France weighing possible minesweeping operation at Yemen port: ministry

PARIS (Reuters) - France is studying the possibility of carrying out a minesweeping operation to provide access to the Yemeni port of Hodeidah once an Arab-led coalition has completed its military operations, France’s Defence Ministry said on Friday.

Arab coalition forces had fought their way to the outskirts of the airport in Yemen’s main port city on Friday, in the biggest battle of a three-year war pitting it against the Iran-aligned Houthi movement.

An official of the United Arab Emirates, part of the coalition, told Reuters on Thursday that France had agreed to provide minesweeping support for the operation and that UAE intelligence indicated that the Houthi rebels, who control the city, had mined the port. The official also said the United States had rejected a request for such help.

In a statement to Reuters, the French Defence Ministry suggested a final decision had not yet been made.

“An action to de-mine access to the port of Hodeidah after the end of military operations is currently under study.

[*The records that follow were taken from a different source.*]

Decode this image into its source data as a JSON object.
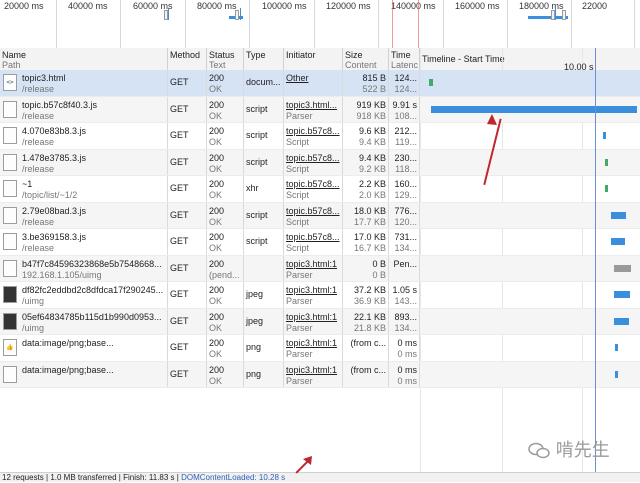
{
  "overview": {
    "ticks": [
      "20000 ms",
      "40000 ms",
      "60000 ms",
      "80000 ms",
      "100000 ms",
      "120000 ms",
      "140000 ms",
      "160000 ms",
      "180000 ms",
      "22000"
    ]
  },
  "columns": {
    "name": {
      "label": "Name",
      "sub": "Path"
    },
    "method": {
      "label": "Method"
    },
    "status": {
      "label": "Status",
      "sub": "Text"
    },
    "type": {
      "label": "Type"
    },
    "initiator": {
      "label": "Initiator"
    },
    "size": {
      "label": "Size",
      "sub": "Content"
    },
    "time": {
      "label": "Time",
      "sub": "Latenc"
    },
    "timeline": {
      "label": "Timeline - Start Time",
      "marker": "10.00 s"
    }
  },
  "rows": [
    {
      "name": "topic3.html",
      "path": "/release",
      "method": "GET",
      "status": "200",
      "text": "OK",
      "type": "docum...",
      "initiator": "Other",
      "initiator2": "",
      "size": "815 B",
      "content": "522 B",
      "time": "124...",
      "latency": "124...",
      "icon": "html-file-icon",
      "icon_glyph": "<>",
      "bar": {
        "start": 0.04,
        "end": 0.06,
        "color": "#45a86b"
      }
    },
    {
      "name": "topic.b57c8f40.3.js",
      "path": "/release",
      "method": "GET",
      "status": "200",
      "text": "OK",
      "type": "script",
      "initiator": "topic3.html...",
      "initiator2": "Parser",
      "size": "919 KB",
      "content": "918 KB",
      "time": "9.91 s",
      "latency": "108...",
      "icon": "script-file-icon",
      "icon_glyph": "",
      "bar": {
        "start": 0.05,
        "end": 0.985,
        "color": "#3a8fdc"
      }
    },
    {
      "name": "4.070e83b8.3.js",
      "path": "/release",
      "method": "GET",
      "status": "200",
      "text": "OK",
      "type": "script",
      "initiator": "topic.b57c8...",
      "initiator2": "Script",
      "size": "9.6 KB",
      "content": "9.4 KB",
      "time": "212...",
      "latency": "119...",
      "icon": "script-file-icon",
      "icon_glyph": "",
      "bar": {
        "start": 0.83,
        "end": 0.845,
        "color": "#3a8fdc"
      }
    },
    {
      "name": "1.478e3785.3.js",
      "path": "/release",
      "method": "GET",
      "status": "200",
      "text": "OK",
      "type": "script",
      "initiator": "topic.b57c8...",
      "initiator2": "Script",
      "size": "9.4 KB",
      "content": "9.2 KB",
      "time": "230...",
      "latency": "118...",
      "icon": "script-file-icon",
      "icon_glyph": "",
      "bar": {
        "start": 0.84,
        "end": 0.855,
        "color": "#45a86b"
      }
    },
    {
      "name": "~1",
      "path": "/topic/list/~1/2",
      "method": "GET",
      "status": "200",
      "text": "OK",
      "type": "xhr",
      "initiator": "topic.b57c8...",
      "initiator2": "Script",
      "size": "2.2 KB",
      "content": "2.0 KB",
      "time": "160...",
      "latency": "129...",
      "icon": "blank-file-icon",
      "icon_glyph": "",
      "bar": {
        "start": 0.84,
        "end": 0.855,
        "color": "#45a86b"
      }
    },
    {
      "name": "2.79e08bad.3.js",
      "path": "/release",
      "method": "GET",
      "status": "200",
      "text": "OK",
      "type": "script",
      "initiator": "topic.b57c8...",
      "initiator2": "Script",
      "size": "18.0 KB",
      "content": "17.7 KB",
      "time": "776...",
      "latency": "120...",
      "icon": "script-file-icon",
      "icon_glyph": "",
      "bar": {
        "start": 0.87,
        "end": 0.935,
        "color": "#3a8fdc"
      }
    },
    {
      "name": "3.be369158.3.js",
      "path": "/release",
      "method": "GET",
      "status": "200",
      "text": "OK",
      "type": "script",
      "initiator": "topic.b57c8...",
      "initiator2": "Script",
      "size": "17.0 KB",
      "content": "16.7 KB",
      "time": "731...",
      "latency": "134...",
      "icon": "script-file-icon",
      "icon_glyph": "",
      "bar": {
        "start": 0.87,
        "end": 0.93,
        "color": "#3a8fdc"
      }
    },
    {
      "name": "b47f7c84596323868e5b7548668...",
      "path": "192.168.1.105/uimg",
      "method": "GET",
      "status": "200",
      "text": "(pend...",
      "type": "",
      "initiator": "topic3.html:1",
      "initiator2": "Parser",
      "size": "0 B",
      "content": "0 B",
      "time": "Pen...",
      "latency": "",
      "icon": "blank-file-icon",
      "icon_glyph": "",
      "bar": {
        "start": 0.88,
        "end": 0.96,
        "color": "#9a9a9a"
      }
    },
    {
      "name": "df82fc2eddbd2c8dfdca17f290245...",
      "path": "/uimg",
      "method": "GET",
      "status": "200",
      "text": "OK",
      "type": "jpeg",
      "initiator": "topic3.html:1",
      "initiator2": "Parser",
      "size": "37.2 KB",
      "content": "36.9 KB",
      "time": "1.05 s",
      "latency": "143...",
      "icon": "image-thumbnail-icon",
      "icon_glyph": "",
      "bar": {
        "start": 0.88,
        "end": 0.955,
        "color": "#3a8fdc"
      }
    },
    {
      "name": "05ef64834785b115d1b990d0953...",
      "path": "/uimg",
      "method": "GET",
      "status": "200",
      "text": "OK",
      "type": "jpeg",
      "initiator": "topic3.html:1",
      "initiator2": "Parser",
      "size": "22.1 KB",
      "content": "21.8 KB",
      "time": "893...",
      "latency": "134...",
      "icon": "image-thumbnail-icon",
      "icon_glyph": "",
      "bar": {
        "start": 0.88,
        "end": 0.95,
        "color": "#3a8fdc"
      }
    },
    {
      "name": "data:image/png;base...",
      "path": "",
      "method": "GET",
      "status": "200",
      "text": "OK",
      "type": "png",
      "initiator": "topic3.html:1",
      "initiator2": "Parser",
      "size": "(from c...",
      "content": "",
      "time": "0 ms",
      "latency": "0 ms",
      "icon": "thumbs-up-icon",
      "icon_glyph": "👍",
      "bar": {
        "start": 0.885,
        "end": 0.893,
        "color": "#3a8fdc"
      }
    },
    {
      "name": "data:image/png;base...",
      "path": "",
      "method": "GET",
      "status": "200",
      "text": "OK",
      "type": "png",
      "initiator": "topic3.html:1",
      "initiator2": "Parser",
      "size": "(from c...",
      "content": "",
      "time": "0 ms",
      "latency": "0 ms",
      "icon": "comment-icon",
      "icon_glyph": "",
      "bar": {
        "start": 0.885,
        "end": 0.893,
        "color": "#3a8fdc"
      }
    }
  ],
  "status_bar": {
    "summary": "12 requests  |  1.0 MB transferred  |  Finish: 11.83 s  |  ",
    "dom_loaded": "DOMContentLoaded: 10.28 s"
  },
  "watermark": {
    "text": "啃先生"
  },
  "colors": {
    "accent": "#3a8fdc",
    "annotation": "#c0262d",
    "selected_row": "#d5e3f5"
  }
}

Its purpose would be to facilitate the safe transport of humanitarian aid to the population of the city,” it said.

“France has always emphasized that the port city of Hodeidah is one of Yemen’s key gateways to bring commercial and humanitarian goods to the civilian population,” it added.

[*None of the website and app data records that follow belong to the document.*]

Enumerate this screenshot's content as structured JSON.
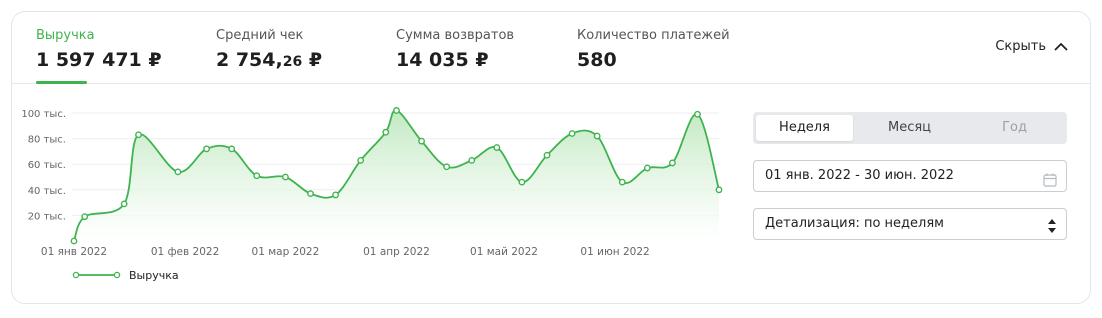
{
  "metrics": [
    {
      "label": "Выручка",
      "value": "1 597 471 ₽",
      "active": true
    },
    {
      "label": "Средний чек",
      "value_int": "2 754,",
      "value_dec": "26",
      "currency": " ₽"
    },
    {
      "label": "Сумма возвратов",
      "value": "14 035 ₽"
    },
    {
      "label": "Количество платежей",
      "value": "580"
    }
  ],
  "hide_label": "Скрыть",
  "period_tabs": [
    {
      "label": "Неделя",
      "active": true
    },
    {
      "label": "Месяц"
    },
    {
      "label": "Год",
      "disabled": true
    }
  ],
  "date_range": "01 янв. 2022 - 30 июн. 2022",
  "detail_select": "Детализация: по неделям",
  "colors": {
    "accent": "#3fb34f",
    "fill": "#d3f0d3"
  },
  "chart_data": {
    "type": "area",
    "x": [
      "2022-01-01",
      "2022-01-04",
      "2022-01-15",
      "2022-01-19",
      "2022-01-30",
      "2022-02-07",
      "2022-02-14",
      "2022-02-21",
      "2022-03-01",
      "2022-03-08",
      "2022-03-15",
      "2022-03-22",
      "2022-03-29",
      "2022-04-01",
      "2022-04-08",
      "2022-04-15",
      "2022-04-22",
      "2022-04-29",
      "2022-05-06",
      "2022-05-13",
      "2022-05-20",
      "2022-05-27",
      "2022-06-03",
      "2022-06-10",
      "2022-06-17",
      "2022-06-24",
      "2022-06-30"
    ],
    "series": [
      {
        "name": "Выручка",
        "values": [
          0,
          19,
          29,
          83,
          54,
          72,
          72,
          51,
          50,
          37,
          36,
          63,
          85,
          102,
          78,
          58,
          63,
          73,
          46,
          67,
          84,
          82,
          46,
          57,
          61,
          99,
          40
        ]
      }
    ],
    "y_ticks": [
      "20 тыс.",
      "40 тыс.",
      "60 тыс.",
      "80 тыс.",
      "100 тыс."
    ],
    "x_ticks": [
      "01 янв 2022",
      "01 фев 2022",
      "01 мар 2022",
      "01 апр 2022",
      "01 май 2022",
      "01 июн 2022"
    ],
    "ylim": [
      0,
      100
    ],
    "grid": true,
    "legend": "bottom-left"
  }
}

The ministry stressed that France at this stage had no military operations in the Hodeidah region and was not part of the Saudi-led coalition.

France, along with the United States and Britain, backs the Arab coalition in the Yemen conflict and provides weapons to both Saudi Arabia and the United Arab Emirates.

Paris plans to host a gathering of countries and international organizations, co-presided with Riyadh, on June 27 to address the “urgent humanitarian situation” in Yemen.

“The news on the ground convinces us of the need for the international community to pay particular attention to the issue of humanitarian access,” the Defence Ministry said.

Reporting by John Irish; Editing by Michel Rose and Gareth Jones